* _TASK INPUTS_
+-------+

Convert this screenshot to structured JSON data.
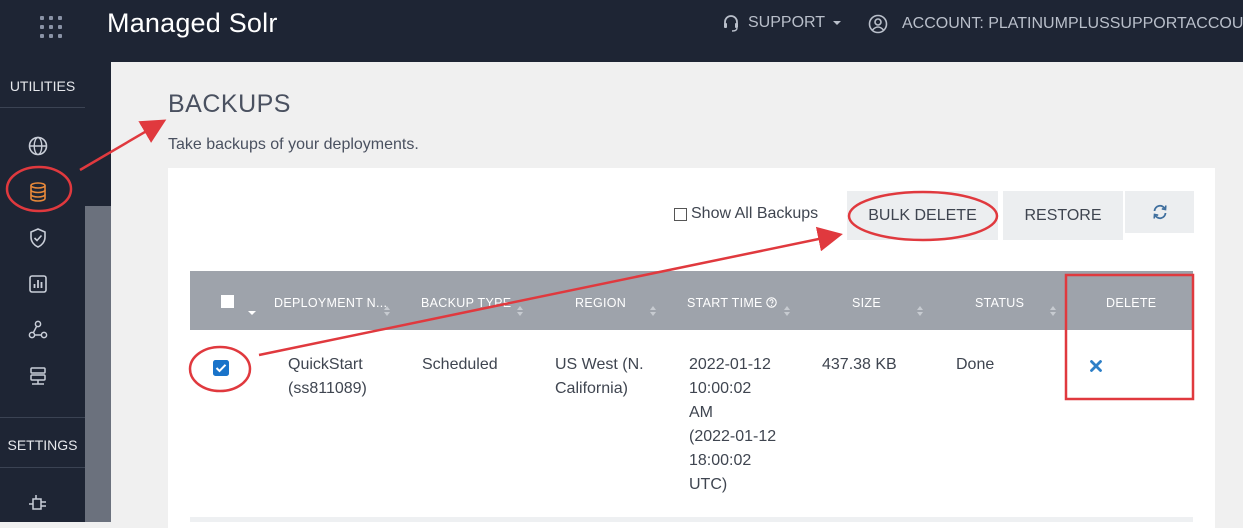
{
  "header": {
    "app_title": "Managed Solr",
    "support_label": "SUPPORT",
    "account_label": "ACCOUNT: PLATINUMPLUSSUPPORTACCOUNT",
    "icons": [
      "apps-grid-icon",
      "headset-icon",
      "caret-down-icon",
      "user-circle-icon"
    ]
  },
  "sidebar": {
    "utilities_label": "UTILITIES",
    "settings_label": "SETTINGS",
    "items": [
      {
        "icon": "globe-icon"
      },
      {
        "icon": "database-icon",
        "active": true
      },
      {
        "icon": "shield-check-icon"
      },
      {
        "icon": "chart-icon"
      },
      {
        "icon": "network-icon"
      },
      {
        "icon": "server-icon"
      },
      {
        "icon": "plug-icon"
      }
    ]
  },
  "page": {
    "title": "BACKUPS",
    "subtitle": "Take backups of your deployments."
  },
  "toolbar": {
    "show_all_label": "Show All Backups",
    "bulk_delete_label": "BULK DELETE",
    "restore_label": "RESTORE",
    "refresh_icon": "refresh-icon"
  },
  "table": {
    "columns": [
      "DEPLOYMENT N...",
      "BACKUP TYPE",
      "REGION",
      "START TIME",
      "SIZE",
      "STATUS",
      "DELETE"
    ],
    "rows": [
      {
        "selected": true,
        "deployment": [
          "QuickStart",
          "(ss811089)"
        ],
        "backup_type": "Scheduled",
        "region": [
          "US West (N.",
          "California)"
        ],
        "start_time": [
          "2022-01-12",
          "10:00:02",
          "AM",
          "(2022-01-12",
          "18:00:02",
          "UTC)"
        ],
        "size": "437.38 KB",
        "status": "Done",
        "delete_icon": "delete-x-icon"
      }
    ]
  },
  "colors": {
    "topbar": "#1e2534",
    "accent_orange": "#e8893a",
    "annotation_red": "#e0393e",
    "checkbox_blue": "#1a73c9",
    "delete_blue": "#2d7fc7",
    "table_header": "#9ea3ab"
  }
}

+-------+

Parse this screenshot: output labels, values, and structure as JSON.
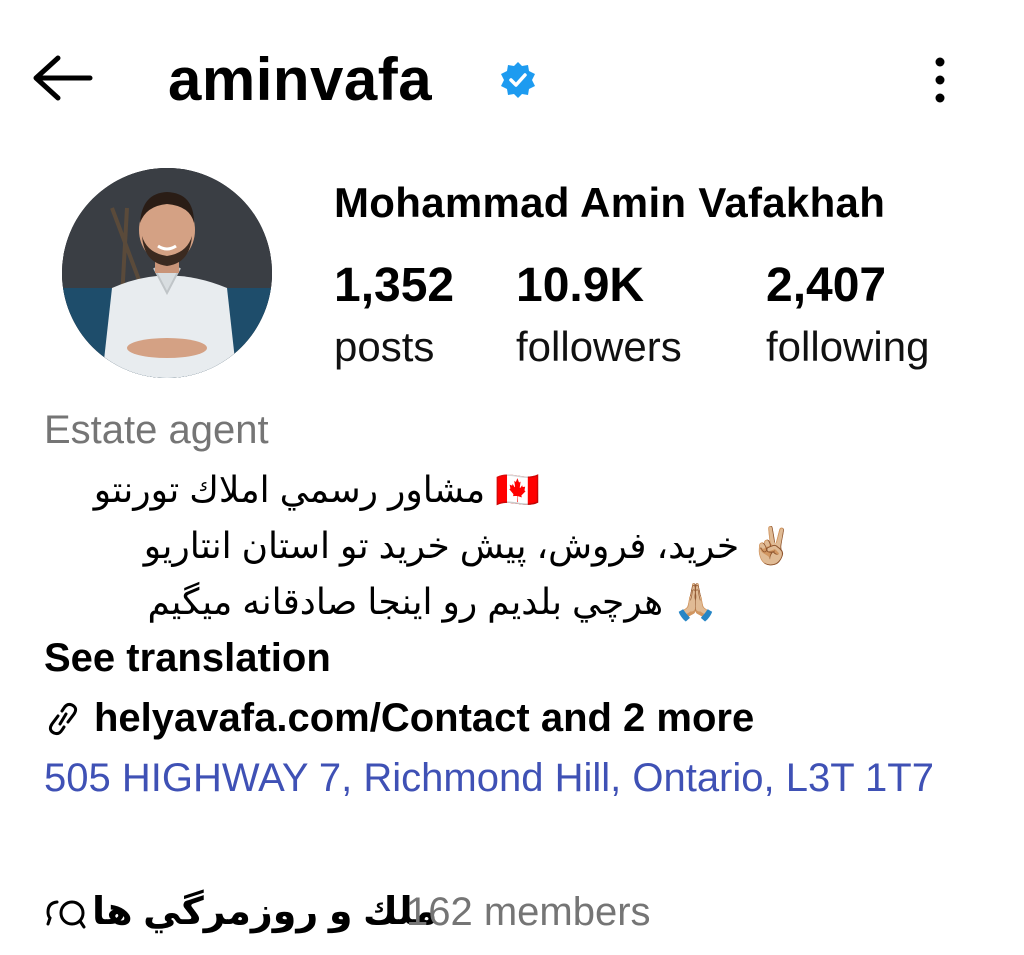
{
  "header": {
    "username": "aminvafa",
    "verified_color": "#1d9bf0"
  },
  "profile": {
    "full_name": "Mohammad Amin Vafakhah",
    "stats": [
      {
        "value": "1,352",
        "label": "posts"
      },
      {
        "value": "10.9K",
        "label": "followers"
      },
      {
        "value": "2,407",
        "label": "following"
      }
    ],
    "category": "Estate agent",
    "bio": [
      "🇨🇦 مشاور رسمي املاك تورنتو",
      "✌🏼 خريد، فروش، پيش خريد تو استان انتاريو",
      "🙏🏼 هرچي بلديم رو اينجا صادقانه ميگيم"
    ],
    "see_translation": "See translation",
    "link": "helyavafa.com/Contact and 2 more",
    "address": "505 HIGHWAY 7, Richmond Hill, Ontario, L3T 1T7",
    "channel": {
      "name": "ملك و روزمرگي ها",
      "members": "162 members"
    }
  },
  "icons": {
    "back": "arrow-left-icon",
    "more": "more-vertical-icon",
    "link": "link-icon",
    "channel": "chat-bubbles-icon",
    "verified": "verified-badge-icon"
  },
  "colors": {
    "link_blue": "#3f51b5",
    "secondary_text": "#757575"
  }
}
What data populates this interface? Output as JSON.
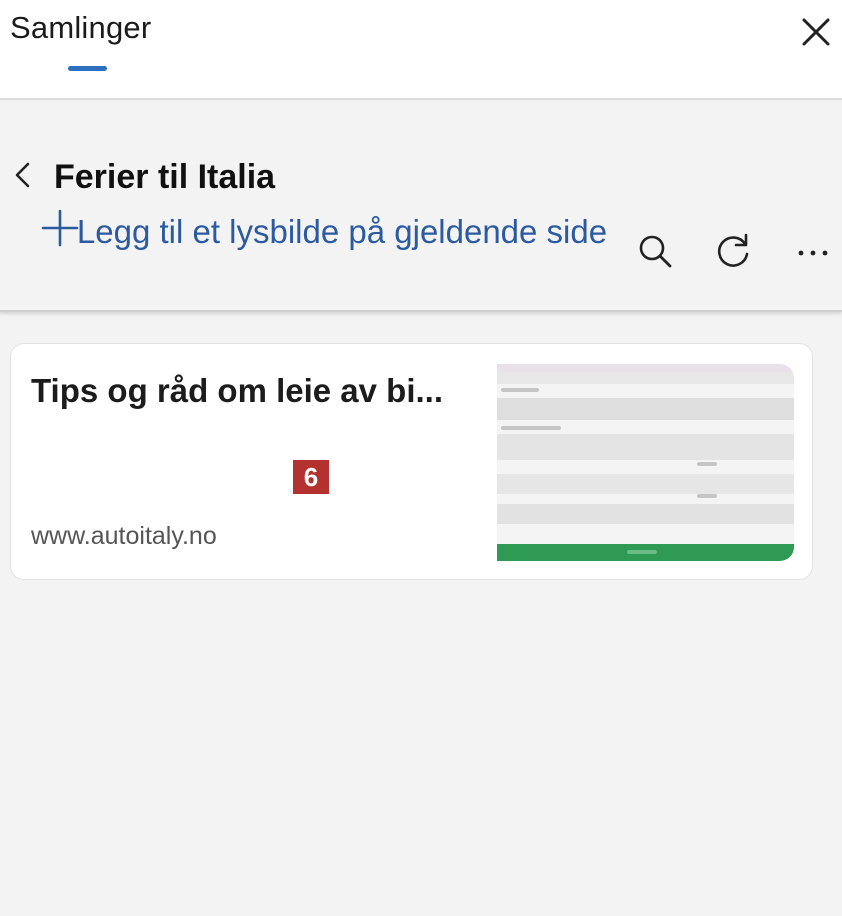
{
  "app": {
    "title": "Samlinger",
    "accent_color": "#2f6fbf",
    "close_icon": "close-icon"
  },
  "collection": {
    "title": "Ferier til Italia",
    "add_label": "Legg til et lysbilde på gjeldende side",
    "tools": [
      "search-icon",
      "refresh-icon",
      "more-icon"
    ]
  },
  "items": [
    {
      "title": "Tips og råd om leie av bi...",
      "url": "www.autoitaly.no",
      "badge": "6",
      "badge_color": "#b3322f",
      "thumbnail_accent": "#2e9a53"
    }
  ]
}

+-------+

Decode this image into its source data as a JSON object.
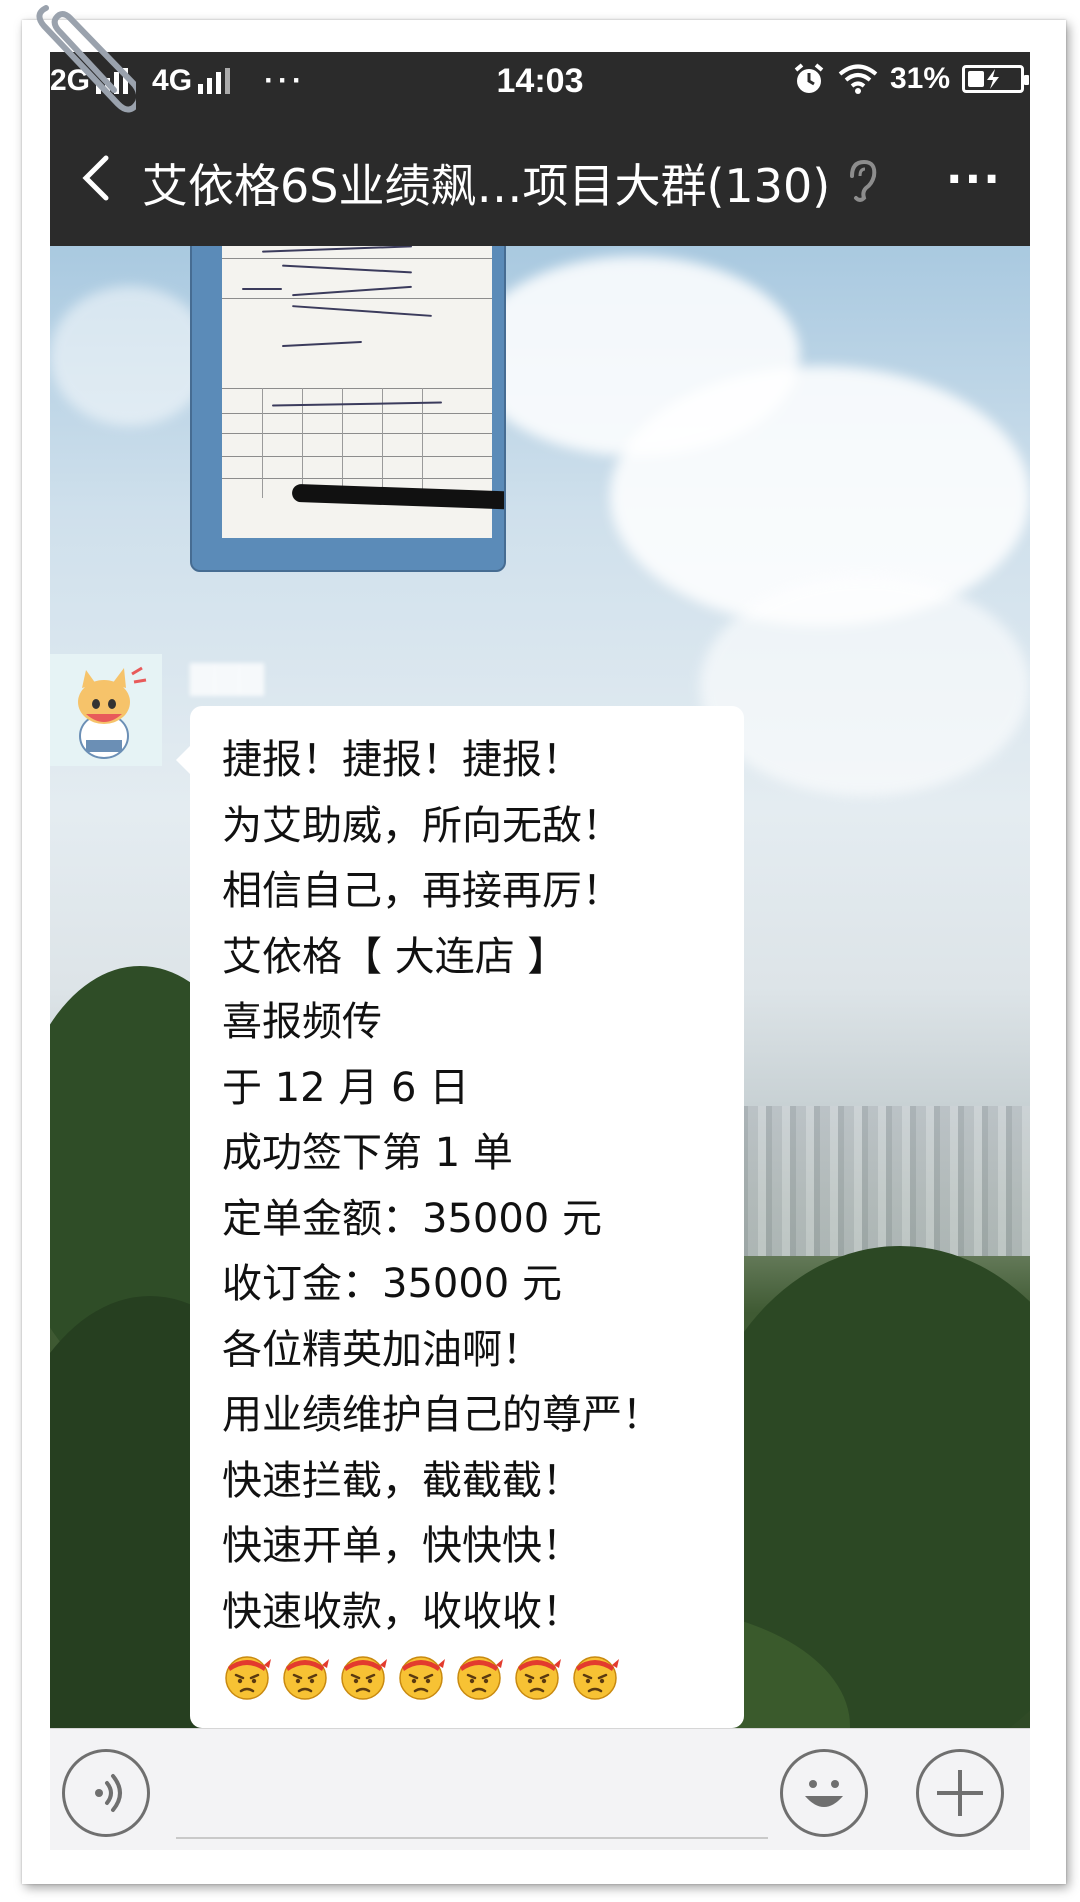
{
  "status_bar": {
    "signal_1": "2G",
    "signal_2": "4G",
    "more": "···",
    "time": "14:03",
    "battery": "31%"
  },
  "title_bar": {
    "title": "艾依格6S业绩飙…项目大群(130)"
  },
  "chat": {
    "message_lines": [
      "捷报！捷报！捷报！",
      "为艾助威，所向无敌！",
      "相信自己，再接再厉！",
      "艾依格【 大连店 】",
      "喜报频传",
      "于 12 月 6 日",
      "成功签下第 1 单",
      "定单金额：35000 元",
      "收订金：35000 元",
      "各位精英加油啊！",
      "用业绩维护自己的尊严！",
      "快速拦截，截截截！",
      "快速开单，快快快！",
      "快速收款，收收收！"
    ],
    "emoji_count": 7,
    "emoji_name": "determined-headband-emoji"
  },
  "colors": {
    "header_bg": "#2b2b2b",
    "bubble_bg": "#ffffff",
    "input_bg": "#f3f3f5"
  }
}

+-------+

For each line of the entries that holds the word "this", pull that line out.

* _ANSWER SPACE_
Convert this screenshot to structured JSON data.
Parse this screenshot: output labels, values, and structure as JSON.
What data populates this interface? Output as JSON.
Decode this image into its source data as a JSON object.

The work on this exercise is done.